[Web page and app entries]
##########

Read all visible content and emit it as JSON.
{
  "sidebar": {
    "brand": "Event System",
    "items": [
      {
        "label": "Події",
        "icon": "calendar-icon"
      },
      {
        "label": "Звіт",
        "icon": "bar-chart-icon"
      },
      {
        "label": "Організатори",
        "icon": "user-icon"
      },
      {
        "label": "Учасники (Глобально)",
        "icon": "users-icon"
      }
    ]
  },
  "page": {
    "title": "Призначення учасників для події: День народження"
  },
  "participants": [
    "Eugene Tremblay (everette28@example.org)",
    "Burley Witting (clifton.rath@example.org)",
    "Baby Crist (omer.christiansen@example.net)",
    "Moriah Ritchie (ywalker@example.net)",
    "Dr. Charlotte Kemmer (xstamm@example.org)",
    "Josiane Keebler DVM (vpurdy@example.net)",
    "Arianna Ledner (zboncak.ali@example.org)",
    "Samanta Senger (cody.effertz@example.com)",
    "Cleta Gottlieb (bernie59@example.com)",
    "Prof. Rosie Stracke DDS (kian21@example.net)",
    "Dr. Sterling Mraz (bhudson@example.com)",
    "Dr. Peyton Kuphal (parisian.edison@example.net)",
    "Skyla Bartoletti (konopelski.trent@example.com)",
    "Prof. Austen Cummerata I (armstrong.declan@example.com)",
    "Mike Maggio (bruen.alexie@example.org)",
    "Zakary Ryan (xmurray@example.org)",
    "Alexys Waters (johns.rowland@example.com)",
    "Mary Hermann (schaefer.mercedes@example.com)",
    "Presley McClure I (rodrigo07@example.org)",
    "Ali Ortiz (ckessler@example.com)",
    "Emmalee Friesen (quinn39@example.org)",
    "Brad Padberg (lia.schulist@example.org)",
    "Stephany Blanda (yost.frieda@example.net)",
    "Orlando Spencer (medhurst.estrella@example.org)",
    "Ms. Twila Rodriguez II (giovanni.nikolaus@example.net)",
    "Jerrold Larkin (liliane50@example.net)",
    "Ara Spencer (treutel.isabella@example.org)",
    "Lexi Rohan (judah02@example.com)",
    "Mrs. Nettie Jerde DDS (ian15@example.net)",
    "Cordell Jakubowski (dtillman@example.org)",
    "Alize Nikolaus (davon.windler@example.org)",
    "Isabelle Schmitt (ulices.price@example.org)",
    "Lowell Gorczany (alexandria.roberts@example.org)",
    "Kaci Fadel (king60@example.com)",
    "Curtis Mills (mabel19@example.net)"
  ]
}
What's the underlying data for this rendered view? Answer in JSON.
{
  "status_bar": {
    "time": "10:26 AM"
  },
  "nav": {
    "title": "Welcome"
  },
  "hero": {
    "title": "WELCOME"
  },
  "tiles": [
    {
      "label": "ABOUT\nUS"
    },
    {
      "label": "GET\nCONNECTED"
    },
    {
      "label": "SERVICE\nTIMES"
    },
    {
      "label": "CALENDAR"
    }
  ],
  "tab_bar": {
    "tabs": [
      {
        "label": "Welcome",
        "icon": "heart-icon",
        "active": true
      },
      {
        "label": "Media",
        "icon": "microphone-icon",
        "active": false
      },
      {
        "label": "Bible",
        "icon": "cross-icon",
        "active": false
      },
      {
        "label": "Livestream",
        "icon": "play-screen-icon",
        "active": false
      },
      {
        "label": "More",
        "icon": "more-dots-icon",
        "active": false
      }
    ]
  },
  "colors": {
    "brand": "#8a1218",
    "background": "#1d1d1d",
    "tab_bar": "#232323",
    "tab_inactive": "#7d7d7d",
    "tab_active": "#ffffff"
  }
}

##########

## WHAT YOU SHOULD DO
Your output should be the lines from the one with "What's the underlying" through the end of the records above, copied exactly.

## COMPLETED EXERCISE
What's the underlying data for this rendered view? Answer in JSON.
{
  "status_bar": {
    "time": "10:26 AM"
  },
  "nav": {
    "title": "Welcome"
  },
  "hero": {
    "title": "WELCOME"
  },
  "tiles": [
    {
      "label": "ABOUT\nUS"
    },
    {
      "label": "GET\nCONNECTED"
    },
    {
      "label": "SERVICE\nTIMES"
    },
    {
      "label": "CALENDAR"
    }
  ],
  "tab_bar": {
    "tabs": [
      {
        "label": "Welcome",
        "icon": "heart-icon",
        "active": true
      },
      {
        "label": "Media",
        "icon": "microphone-icon",
        "active": false
      },
      {
        "label": "Bible",
        "icon": "cross-icon",
        "active": false
      },
      {
        "label": "Livestream",
        "icon": "play-screen-icon",
        "active": false
      },
      {
        "label": "More",
        "icon": "more-dots-icon",
        "active": false
      }
    ]
  },
  "colors": {
    "brand": "#8a1218",
    "background": "#1d1d1d",
    "tab_bar": "#232323",
    "tab_inactive": "#7d7d7d",
    "tab_active": "#ffffff"
  }
}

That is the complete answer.